**EXERCISE BRIEF**
Would you return the full listing exactly, with nothing altered?
======
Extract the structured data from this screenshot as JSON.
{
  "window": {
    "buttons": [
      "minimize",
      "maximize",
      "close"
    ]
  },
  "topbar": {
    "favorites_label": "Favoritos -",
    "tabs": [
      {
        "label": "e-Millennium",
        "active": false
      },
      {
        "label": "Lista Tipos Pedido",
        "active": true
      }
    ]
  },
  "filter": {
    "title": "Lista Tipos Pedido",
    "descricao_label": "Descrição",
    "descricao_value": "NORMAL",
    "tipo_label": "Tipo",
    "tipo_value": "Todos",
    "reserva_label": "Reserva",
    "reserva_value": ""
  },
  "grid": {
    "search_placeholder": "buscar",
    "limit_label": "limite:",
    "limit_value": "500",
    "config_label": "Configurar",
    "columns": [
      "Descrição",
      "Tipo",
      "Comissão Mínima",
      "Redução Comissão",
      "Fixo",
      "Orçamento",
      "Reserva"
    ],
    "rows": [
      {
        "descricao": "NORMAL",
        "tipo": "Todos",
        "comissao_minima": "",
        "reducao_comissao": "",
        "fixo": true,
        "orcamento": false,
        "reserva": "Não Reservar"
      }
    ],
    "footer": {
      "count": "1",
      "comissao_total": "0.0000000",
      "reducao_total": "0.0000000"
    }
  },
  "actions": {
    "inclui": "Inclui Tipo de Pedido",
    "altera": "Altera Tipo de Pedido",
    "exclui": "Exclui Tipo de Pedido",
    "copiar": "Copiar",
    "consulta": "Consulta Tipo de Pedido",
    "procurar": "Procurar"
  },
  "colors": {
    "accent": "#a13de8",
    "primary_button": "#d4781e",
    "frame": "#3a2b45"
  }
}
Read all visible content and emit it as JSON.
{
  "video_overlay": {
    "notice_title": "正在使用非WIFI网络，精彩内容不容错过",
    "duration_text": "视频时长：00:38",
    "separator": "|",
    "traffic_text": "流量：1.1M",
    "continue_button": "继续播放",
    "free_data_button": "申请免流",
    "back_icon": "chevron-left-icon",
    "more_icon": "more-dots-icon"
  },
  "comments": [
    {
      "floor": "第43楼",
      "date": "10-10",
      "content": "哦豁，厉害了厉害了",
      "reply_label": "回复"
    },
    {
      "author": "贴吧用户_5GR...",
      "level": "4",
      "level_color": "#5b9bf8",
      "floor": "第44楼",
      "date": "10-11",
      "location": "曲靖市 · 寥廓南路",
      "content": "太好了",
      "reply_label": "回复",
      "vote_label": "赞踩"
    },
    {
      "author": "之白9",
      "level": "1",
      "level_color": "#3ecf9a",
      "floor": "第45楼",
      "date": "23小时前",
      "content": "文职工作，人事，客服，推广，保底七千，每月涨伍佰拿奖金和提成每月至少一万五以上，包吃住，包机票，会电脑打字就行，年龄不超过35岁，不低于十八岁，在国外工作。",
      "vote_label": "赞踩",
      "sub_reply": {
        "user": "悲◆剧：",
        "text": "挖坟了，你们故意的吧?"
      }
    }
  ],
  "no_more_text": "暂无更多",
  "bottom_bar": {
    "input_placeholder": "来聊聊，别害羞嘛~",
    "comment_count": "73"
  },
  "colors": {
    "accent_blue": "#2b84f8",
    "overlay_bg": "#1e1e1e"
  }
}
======
**TASK OUTPUT**
Extract the structured data from this screenshot as JSON.
{
  "window": {
    "buttons": [
      "minimize",
      "maximize",
      "close"
    ]
  },
  "topbar": {
    "favorites_label": "Favoritos -",
    "tabs": [
      {
        "label": "e-Millennium",
        "active": false
      },
      {
        "label": "Lista Tipos Pedido",
        "active": true
      }
    ]
  },
  "filter": {
    "title": "Lista Tipos Pedido",
    "descricao_label": "Descrição",
    "descricao_value": "NORMAL",
    "tipo_label": "Tipo",
    "tipo_value": "Todos",
    "reserva_label": "Reserva",
    "reserva_value": ""
  },
  "grid": {
    "search_placeholder": "buscar",
    "limit_label": "limite:",
    "limit_value": "500",
    "config_label": "Configurar",
    "columns": [
      "Descrição",
      "Tipo",
      "Comissão Mínima",
      "Redução Comissão",
      "Fixo",
      "Orçamento",
      "Reserva"
    ],
    "rows": [
      {
        "descricao": "NORMAL",
        "tipo": "Todos",
        "comissao_minima": "",
        "reducao_comissao": "",
        "fixo": true,
        "orcamento": false,
        "reserva": "Não Reservar"
      }
    ],
    "footer": {
      "count": "1",
      "comissao_total": "0.0000000",
      "reducao_total": "0.0000000"
    }
  },
  "actions": {
    "inclui": "Inclui Tipo de Pedido",
    "altera": "Altera Tipo de Pedido",
    "exclui": "Exclui Tipo de Pedido",
    "copiar": "Copiar",
    "consulta": "Consulta Tipo de Pedido",
    "procurar": "Procurar"
  },
  "colors": {
    "accent": "#a13de8",
    "primary_button": "#d4781e",
    "frame": "#3a2b45"
  }
}
Read all visible content and emit it as JSON.
{
  "video_overlay": {
    "notice_title": "正在使用非WIFI网络，精彩内容不容错过",
    "duration_text": "视频时长：00:38",
    "separator": "|",
    "traffic_text": "流量：1.1M",
    "continue_button": "继续播放",
    "free_data_button": "申请免流",
    "back_icon": "chevron-left-icon",
    "more_icon": "more-dots-icon"
  },
  "comments": [
    {
      "floor": "第43楼",
      "date": "10-10",
      "content": "哦豁，厉害了厉害了",
      "reply_label": "回复"
    },
    {
      "author": "贴吧用户_5GR...",
      "level": "4",
      "level_color": "#5b9bf8",
      "floor": "第44楼",
      "date": "10-11",
      "location": "曲靖市 · 寥廓南路",
      "content": "太好了",
      "reply_label": "回复",
      "vote_label": "赞踩"
    },
    {
      "author": "之白9",
      "level": "1",
      "level_color": "#3ecf9a",
      "floor": "第45楼",
      "date": "23小时前",
      "content": "文职工作，人事，客服，推广，保底七千，每月涨伍佰拿奖金和提成每月至少一万五以上，包吃住，包机票，会电脑打字就行，年龄不超过35岁，不低于十八岁，在国外工作。",
      "vote_label": "赞踩",
      "sub_reply": {
        "user": "悲◆剧：",
        "text": "挖坟了，你们故意的吧?"
      }
    }
  ],
  "no_more_text": "暂无更多",
  "bottom_bar": {
    "input_placeholder": "来聊聊，别害羞嘛~",
    "comment_count": "73"
  },
  "colors": {
    "accent_blue": "#2b84f8",
    "overlay_bg": "#1e1e1e"
  }
}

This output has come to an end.